Keep only those lines of the records that include the string "this".
####################
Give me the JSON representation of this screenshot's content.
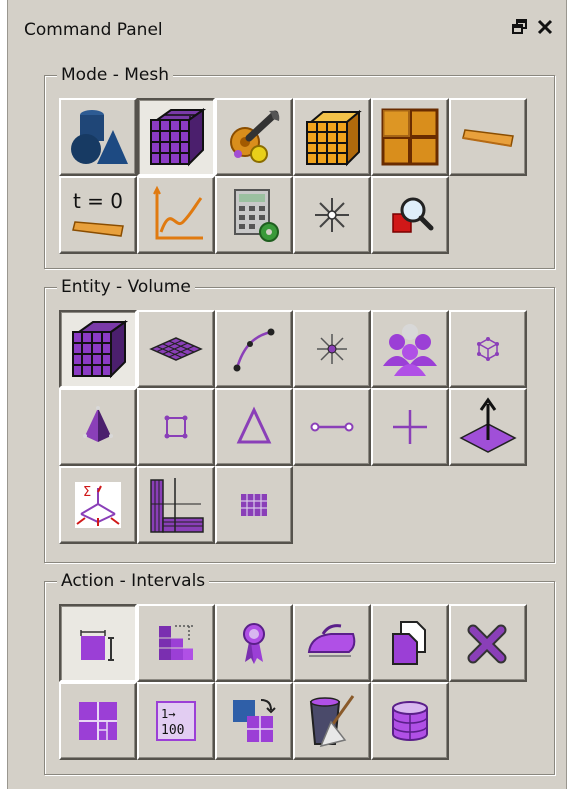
{
  "window": {
    "title": "Command Panel",
    "restore_icon": "restore-window-icon",
    "close_icon": "close-icon"
  },
  "groups": {
    "mode": {
      "label": "Mode - Mesh",
      "buttons": [
        "geometry-icon",
        "mesh-icon",
        "tools-icon",
        "volume-mesh-icon",
        "surface-mesh-icon",
        "curve-mesh-icon",
        "time-zero-icon",
        "graph-icon",
        "calculator-icon",
        "vertex-star-icon",
        "zoom-search-icon"
      ],
      "active": 1,
      "t0_label": "t = 0"
    },
    "entity": {
      "label": "Entity - Volume",
      "buttons": [
        "volume-icon",
        "surface-icon",
        "curve-icon",
        "vertex-icon",
        "group-icon",
        "node-set-icon",
        "pyramid-icon",
        "square-node-icon",
        "triangle-icon",
        "edge-icon",
        "node-icon",
        "normal-icon",
        "sideset-icon",
        "block-icon",
        "hex-grid-icon"
      ],
      "active": 0,
      "sigma_label": "Σ"
    },
    "action": {
      "label": "Action - Intervals",
      "buttons": [
        "intervals-icon",
        "scheme-icon",
        "quality-icon",
        "smooth-icon",
        "copy-icon",
        "delete-icon",
        "refine-icon",
        "numbering-icon",
        "swap-icon",
        "cleanup-icon",
        "database-icon"
      ],
      "active": 0,
      "numbering_top": "1→",
      "numbering_bottom": "100"
    }
  },
  "colors": {
    "panel_bg": "#d4d0c8",
    "accent_purple": "#9b3fd6",
    "mesh_orange": "#d98e1c",
    "geometry_blue": "#1c3f6e"
  }
}
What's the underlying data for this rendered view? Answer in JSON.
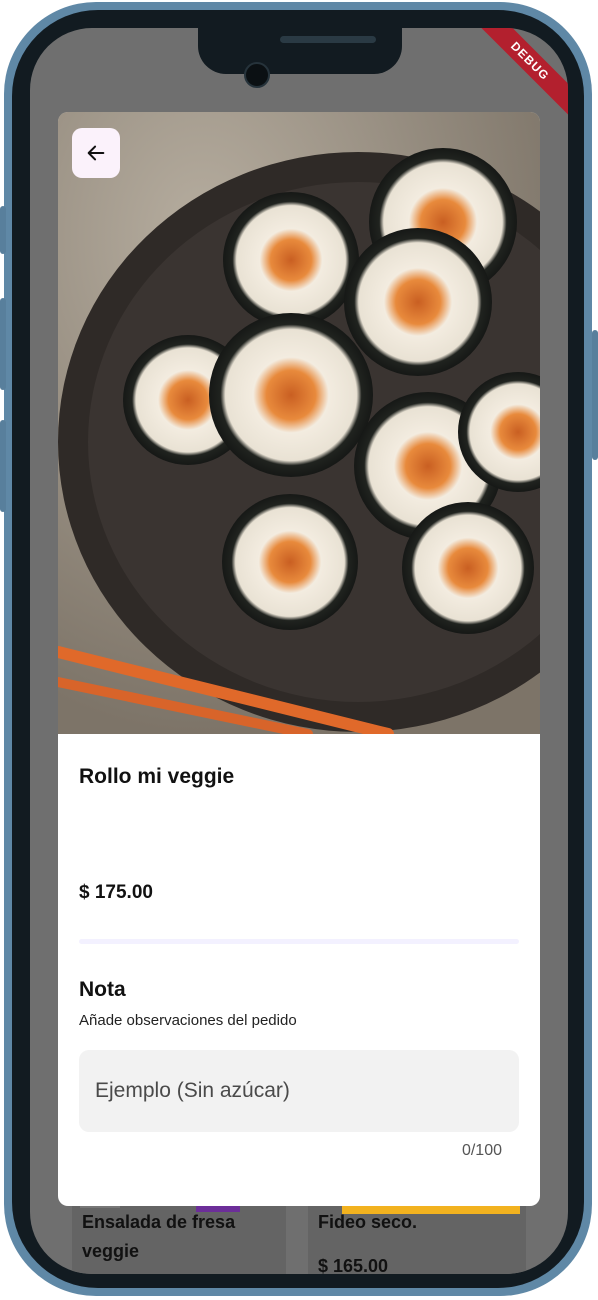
{
  "status_bar": {
    "debug_banner": "DEBUG"
  },
  "product_dialog": {
    "image_icon": "sushi-rolls-photo",
    "back_icon": "arrow-left-icon",
    "name": "Rollo mi veggie",
    "price": "$ 175.00",
    "note": {
      "title": "Nota",
      "subtitle": "Añade observaciones del pedido",
      "placeholder": "Ejemplo (Sin azúcar)",
      "value": "",
      "counter": "0/100"
    }
  },
  "background_menu": {
    "items": [
      {
        "name": "Ensalada  de fresa veggie"
      },
      {
        "name": "Fideo seco.",
        "price": "$ 165.00"
      }
    ]
  },
  "colors": {
    "phone_frame": "#5f88a6",
    "overlay": "#6f6f6f",
    "back_button_bg": "#fbf2fb",
    "input_bg": "#f2f2f2",
    "accent_yellow": "#f2b21f",
    "accent_purple": "#6c2e99",
    "debug_ribbon": "#b3202e"
  }
}
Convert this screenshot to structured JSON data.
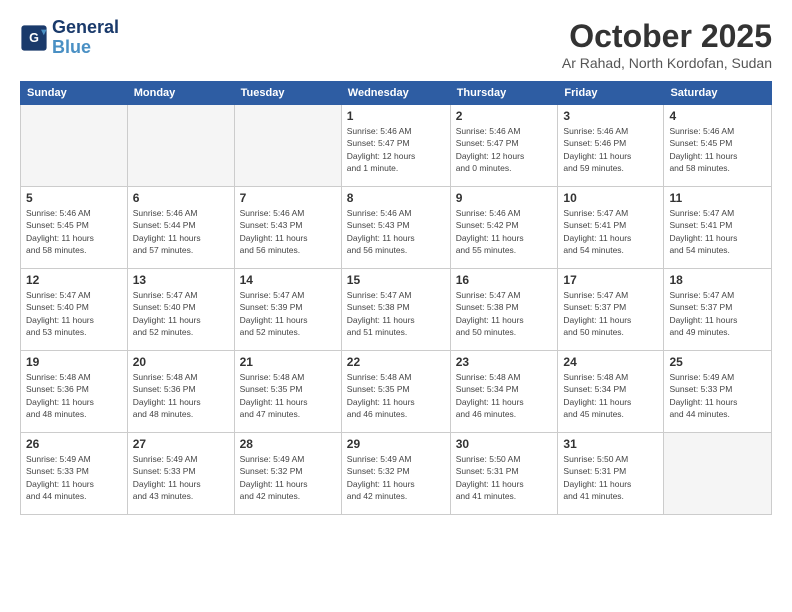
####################
--- WRITTEN SOLUTION ---
Give me the JSON representation of this screenshot's content.
What's the underlying data for this rendered view? Answer in JSON.
Convert this screenshot to structured JSON data.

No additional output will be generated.